• **What to work on**:
All lines in the data that hold the word "kind" need copying.

• **Dataset records**:

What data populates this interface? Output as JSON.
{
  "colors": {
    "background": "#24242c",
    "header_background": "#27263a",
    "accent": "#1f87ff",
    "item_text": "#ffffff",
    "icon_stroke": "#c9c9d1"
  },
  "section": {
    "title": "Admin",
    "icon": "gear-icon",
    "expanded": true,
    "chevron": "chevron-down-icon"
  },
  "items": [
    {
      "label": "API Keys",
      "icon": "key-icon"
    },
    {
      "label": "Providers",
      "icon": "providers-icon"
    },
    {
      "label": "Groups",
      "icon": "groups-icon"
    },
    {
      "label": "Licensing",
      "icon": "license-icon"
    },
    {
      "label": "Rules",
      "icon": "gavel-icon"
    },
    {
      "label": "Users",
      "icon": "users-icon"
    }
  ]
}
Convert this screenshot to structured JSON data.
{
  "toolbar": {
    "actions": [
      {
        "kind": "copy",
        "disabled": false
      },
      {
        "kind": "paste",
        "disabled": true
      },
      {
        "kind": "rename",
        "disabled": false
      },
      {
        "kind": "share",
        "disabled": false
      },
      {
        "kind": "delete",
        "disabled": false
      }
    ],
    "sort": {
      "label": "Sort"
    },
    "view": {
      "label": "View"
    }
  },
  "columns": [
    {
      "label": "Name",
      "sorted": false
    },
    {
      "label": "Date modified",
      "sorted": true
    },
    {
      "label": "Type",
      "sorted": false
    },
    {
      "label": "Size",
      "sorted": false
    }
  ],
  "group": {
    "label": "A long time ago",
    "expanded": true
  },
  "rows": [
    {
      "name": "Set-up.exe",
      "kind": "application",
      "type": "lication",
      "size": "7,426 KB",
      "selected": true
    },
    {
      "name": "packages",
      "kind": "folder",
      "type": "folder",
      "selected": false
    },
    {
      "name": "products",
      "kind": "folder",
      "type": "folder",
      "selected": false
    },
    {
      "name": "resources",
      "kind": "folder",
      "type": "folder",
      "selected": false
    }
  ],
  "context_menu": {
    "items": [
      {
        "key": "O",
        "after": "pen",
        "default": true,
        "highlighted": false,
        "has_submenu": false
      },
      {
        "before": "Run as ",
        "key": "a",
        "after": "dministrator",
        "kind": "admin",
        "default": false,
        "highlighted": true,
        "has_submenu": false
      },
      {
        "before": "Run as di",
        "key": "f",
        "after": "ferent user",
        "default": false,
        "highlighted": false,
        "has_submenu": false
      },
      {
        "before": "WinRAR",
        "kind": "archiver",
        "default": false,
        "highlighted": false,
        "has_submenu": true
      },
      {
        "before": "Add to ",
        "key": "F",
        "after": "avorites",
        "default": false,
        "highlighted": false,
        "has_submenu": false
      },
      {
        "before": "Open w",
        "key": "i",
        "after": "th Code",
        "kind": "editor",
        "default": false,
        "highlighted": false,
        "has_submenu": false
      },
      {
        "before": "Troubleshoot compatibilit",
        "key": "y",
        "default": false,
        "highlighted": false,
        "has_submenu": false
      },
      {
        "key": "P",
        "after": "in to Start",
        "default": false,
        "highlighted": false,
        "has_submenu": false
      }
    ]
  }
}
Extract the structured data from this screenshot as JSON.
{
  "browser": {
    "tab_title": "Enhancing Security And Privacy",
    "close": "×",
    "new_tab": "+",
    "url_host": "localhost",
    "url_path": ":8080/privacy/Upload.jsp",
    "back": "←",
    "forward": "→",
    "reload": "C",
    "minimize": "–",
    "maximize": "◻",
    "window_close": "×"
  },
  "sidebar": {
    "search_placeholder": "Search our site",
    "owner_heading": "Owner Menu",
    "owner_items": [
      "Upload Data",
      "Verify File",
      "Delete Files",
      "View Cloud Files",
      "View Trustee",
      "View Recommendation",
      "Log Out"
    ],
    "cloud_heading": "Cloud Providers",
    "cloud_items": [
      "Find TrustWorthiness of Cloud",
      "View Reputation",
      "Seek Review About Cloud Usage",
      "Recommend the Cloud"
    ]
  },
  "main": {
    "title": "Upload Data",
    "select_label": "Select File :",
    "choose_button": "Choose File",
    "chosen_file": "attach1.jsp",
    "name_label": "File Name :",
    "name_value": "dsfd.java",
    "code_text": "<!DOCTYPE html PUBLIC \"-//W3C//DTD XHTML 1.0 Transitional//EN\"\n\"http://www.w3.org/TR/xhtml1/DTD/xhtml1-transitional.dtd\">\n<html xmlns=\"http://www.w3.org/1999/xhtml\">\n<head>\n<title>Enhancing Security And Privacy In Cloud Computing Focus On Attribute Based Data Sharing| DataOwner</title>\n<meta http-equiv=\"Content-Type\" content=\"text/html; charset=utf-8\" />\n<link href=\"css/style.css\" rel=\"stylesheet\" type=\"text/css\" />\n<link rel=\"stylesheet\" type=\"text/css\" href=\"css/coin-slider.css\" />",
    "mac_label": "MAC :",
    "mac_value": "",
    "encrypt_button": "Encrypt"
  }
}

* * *

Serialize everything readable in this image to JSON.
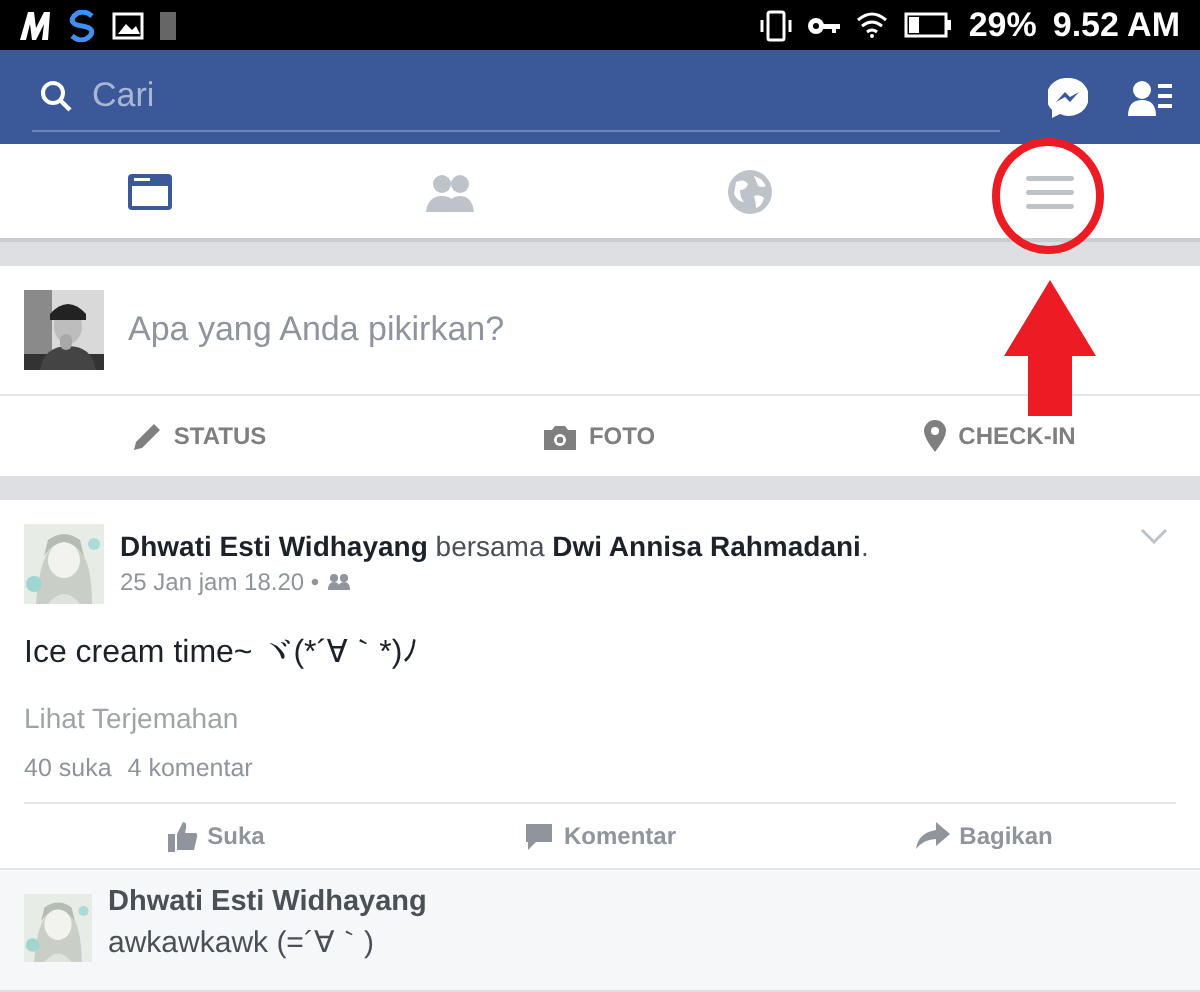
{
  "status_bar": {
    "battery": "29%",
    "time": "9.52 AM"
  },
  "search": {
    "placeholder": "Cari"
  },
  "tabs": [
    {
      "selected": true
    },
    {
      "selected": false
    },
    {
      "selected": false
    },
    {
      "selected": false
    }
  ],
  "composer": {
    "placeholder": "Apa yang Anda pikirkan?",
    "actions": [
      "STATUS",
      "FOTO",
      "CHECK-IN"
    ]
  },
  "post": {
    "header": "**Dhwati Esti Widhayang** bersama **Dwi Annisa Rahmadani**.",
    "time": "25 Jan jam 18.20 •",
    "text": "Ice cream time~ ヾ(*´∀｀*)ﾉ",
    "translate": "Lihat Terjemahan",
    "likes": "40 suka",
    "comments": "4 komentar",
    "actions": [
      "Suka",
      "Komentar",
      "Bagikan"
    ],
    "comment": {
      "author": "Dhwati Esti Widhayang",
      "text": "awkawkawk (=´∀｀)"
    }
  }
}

• **Written solution**:
        "kind": "copy",
        "kind": "paste",
        "kind": "rename",
        "kind": "share",
        "kind": "delete",
      "kind": "application",
      "kind": "folder",
      "kind": "folder",
      "kind": "folder",
        "kind": "admin",
        "kind": "archiver",
        "kind": "editor",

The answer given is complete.